» **Task directions**
When you answer, restate the entries below without altering anything.

» **Data for this task**
__________

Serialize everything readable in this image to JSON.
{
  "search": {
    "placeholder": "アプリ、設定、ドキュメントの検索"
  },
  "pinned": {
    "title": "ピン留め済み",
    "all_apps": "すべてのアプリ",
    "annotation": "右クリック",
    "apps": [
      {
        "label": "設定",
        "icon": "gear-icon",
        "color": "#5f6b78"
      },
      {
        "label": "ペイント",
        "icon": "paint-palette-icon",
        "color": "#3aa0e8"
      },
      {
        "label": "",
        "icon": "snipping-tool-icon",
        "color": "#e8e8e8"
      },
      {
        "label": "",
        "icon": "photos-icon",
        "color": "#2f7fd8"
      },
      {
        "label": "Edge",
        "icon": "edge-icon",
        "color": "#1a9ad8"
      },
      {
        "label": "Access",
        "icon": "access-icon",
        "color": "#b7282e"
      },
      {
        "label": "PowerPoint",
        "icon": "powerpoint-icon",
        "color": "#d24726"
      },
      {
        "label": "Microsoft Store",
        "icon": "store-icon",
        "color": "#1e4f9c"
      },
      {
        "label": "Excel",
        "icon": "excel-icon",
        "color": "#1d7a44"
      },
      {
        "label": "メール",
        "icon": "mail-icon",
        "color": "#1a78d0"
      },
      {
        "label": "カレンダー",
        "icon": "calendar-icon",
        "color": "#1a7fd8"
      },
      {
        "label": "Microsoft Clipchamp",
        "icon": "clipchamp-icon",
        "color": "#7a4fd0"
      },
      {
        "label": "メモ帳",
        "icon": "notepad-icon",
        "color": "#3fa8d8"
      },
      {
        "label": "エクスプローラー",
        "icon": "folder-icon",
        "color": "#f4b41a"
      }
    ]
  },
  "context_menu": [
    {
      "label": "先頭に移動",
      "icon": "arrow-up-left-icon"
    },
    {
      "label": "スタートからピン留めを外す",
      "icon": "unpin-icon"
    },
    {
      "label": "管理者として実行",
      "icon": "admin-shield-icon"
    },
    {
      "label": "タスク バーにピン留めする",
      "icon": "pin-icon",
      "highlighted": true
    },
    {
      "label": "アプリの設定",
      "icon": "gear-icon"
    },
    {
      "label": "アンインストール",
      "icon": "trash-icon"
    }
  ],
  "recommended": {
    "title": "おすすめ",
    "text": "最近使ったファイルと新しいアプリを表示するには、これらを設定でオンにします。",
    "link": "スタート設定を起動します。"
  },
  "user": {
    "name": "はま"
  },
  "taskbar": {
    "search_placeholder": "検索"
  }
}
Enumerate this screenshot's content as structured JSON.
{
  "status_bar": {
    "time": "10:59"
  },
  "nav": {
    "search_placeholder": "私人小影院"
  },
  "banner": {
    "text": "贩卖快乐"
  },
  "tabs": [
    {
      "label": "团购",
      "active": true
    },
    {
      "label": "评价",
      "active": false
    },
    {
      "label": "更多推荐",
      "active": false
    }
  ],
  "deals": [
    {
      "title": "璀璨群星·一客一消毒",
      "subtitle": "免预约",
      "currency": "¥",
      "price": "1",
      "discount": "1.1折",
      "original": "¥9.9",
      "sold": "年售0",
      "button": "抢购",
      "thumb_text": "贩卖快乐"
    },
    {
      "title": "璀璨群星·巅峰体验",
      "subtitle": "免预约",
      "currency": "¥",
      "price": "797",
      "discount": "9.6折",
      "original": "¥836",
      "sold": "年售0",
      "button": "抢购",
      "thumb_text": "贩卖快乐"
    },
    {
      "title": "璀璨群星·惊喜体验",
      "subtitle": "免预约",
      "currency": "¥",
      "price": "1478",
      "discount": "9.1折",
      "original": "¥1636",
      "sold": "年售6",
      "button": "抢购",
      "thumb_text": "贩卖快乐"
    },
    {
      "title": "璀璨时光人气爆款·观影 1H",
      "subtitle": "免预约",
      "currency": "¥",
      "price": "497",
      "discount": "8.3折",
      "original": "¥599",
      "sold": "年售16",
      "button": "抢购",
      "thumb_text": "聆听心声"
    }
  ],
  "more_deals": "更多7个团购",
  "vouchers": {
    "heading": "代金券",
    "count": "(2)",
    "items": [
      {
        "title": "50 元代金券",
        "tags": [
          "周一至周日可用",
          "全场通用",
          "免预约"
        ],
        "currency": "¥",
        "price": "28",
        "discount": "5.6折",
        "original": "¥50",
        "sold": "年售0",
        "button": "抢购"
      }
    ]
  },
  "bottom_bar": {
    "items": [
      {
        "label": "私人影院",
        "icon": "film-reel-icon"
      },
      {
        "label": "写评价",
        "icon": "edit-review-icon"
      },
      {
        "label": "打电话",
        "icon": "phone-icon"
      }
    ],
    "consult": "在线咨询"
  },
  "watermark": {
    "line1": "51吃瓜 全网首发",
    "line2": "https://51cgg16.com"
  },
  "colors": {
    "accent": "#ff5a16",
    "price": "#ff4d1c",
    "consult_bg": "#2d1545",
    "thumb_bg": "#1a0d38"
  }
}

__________

» **Problem solution**
Serialize everything readable in this image to JSON.
{
  "search": {
    "placeholder": "アプリ、設定、ドキュメントの検索"
  },
  "pinned": {
    "title": "ピン留め済み",
    "all_apps": "すべてのアプリ",
    "annotation": "右クリック",
    "apps": [
      {
        "label": "設定",
        "icon": "gear-icon",
        "color": "#5f6b78"
      },
      {
        "label": "ペイント",
        "icon": "paint-palette-icon",
        "color": "#3aa0e8"
      },
      {
        "label": "",
        "icon": "snipping-tool-icon",
        "color": "#e8e8e8"
      },
      {
        "label": "",
        "icon": "photos-icon",
        "color": "#2f7fd8"
      },
      {
        "label": "Edge",
        "icon": "edge-icon",
        "color": "#1a9ad8"
      },
      {
        "label": "Access",
        "icon": "access-icon",
        "color": "#b7282e"
      },
      {
        "label": "PowerPoint",
        "icon": "powerpoint-icon",
        "color": "#d24726"
      },
      {
        "label": "Microsoft Store",
        "icon": "store-icon",
        "color": "#1e4f9c"
      },
      {
        "label": "Excel",
        "icon": "excel-icon",
        "color": "#1d7a44"
      },
      {
        "label": "メール",
        "icon": "mail-icon",
        "color": "#1a78d0"
      },
      {
        "label": "カレンダー",
        "icon": "calendar-icon",
        "color": "#1a7fd8"
      },
      {
        "label": "Microsoft Clipchamp",
        "icon": "clipchamp-icon",
        "color": "#7a4fd0"
      },
      {
        "label": "メモ帳",
        "icon": "notepad-icon",
        "color": "#3fa8d8"
      },
      {
        "label": "エクスプローラー",
        "icon": "folder-icon",
        "color": "#f4b41a"
      }
    ]
  },
  "context_menu": [
    {
      "label": "先頭に移動",
      "icon": "arrow-up-left-icon"
    },
    {
      "label": "スタートからピン留めを外す",
      "icon": "unpin-icon"
    },
    {
      "label": "管理者として実行",
      "icon": "admin-shield-icon"
    },
    {
      "label": "タスク バーにピン留めする",
      "icon": "pin-icon",
      "highlighted": true
    },
    {
      "label": "アプリの設定",
      "icon": "gear-icon"
    },
    {
      "label": "アンインストール",
      "icon": "trash-icon"
    }
  ],
  "recommended": {
    "title": "おすすめ",
    "text": "最近使ったファイルと新しいアプリを表示するには、これらを設定でオンにします。",
    "link": "スタート設定を起動します。"
  },
  "user": {
    "name": "はま"
  },
  "taskbar": {
    "search_placeholder": "検索"
  }
}
Enumerate this screenshot's content as structured JSON.
{
  "status_bar": {
    "time": "10:59"
  },
  "nav": {
    "search_placeholder": "私人小影院"
  },
  "banner": {
    "text": "贩卖快乐"
  },
  "tabs": [
    {
      "label": "团购",
      "active": true
    },
    {
      "label": "评价",
      "active": false
    },
    {
      "label": "更多推荐",
      "active": false
    }
  ],
  "deals": [
    {
      "title": "璀璨群星·一客一消毒",
      "subtitle": "免预约",
      "currency": "¥",
      "price": "1",
      "discount": "1.1折",
      "original": "¥9.9",
      "sold": "年售0",
      "button": "抢购",
      "thumb_text": "贩卖快乐"
    },
    {
      "title": "璀璨群星·巅峰体验",
      "subtitle": "免预约",
      "currency": "¥",
      "price": "797",
      "discount": "9.6折",
      "original": "¥836",
      "sold": "年售0",
      "button": "抢购",
      "thumb_text": "贩卖快乐"
    },
    {
      "title": "璀璨群星·惊喜体验",
      "subtitle": "免预约",
      "currency": "¥",
      "price": "1478",
      "discount": "9.1折",
      "original": "¥1636",
      "sold": "年售6",
      "button": "抢购",
      "thumb_text": "贩卖快乐"
    },
    {
      "title": "璀璨时光人气爆款·观影 1H",
      "subtitle": "免预约",
      "currency": "¥",
      "price": "497",
      "discount": "8.3折",
      "original": "¥599",
      "sold": "年售16",
      "button": "抢购",
      "thumb_text": "聆听心声"
    }
  ],
  "more_deals": "更多7个团购",
  "vouchers": {
    "heading": "代金券",
    "count": "(2)",
    "items": [
      {
        "title": "50 元代金券",
        "tags": [
          "周一至周日可用",
          "全场通用",
          "免预约"
        ],
        "currency": "¥",
        "price": "28",
        "discount": "5.6折",
        "original": "¥50",
        "sold": "年售0",
        "button": "抢购"
      }
    ]
  },
  "bottom_bar": {
    "items": [
      {
        "label": "私人影院",
        "icon": "film-reel-icon"
      },
      {
        "label": "写评价",
        "icon": "edit-review-icon"
      },
      {
        "label": "打电话",
        "icon": "phone-icon"
      }
    ],
    "consult": "在线咨询"
  },
  "watermark": {
    "line1": "51吃瓜 全网首发",
    "line2": "https://51cgg16.com"
  },
  "colors": {
    "accent": "#ff5a16",
    "price": "#ff4d1c",
    "consult_bg": "#2d1545",
    "thumb_bg": "#1a0d38"
  }
}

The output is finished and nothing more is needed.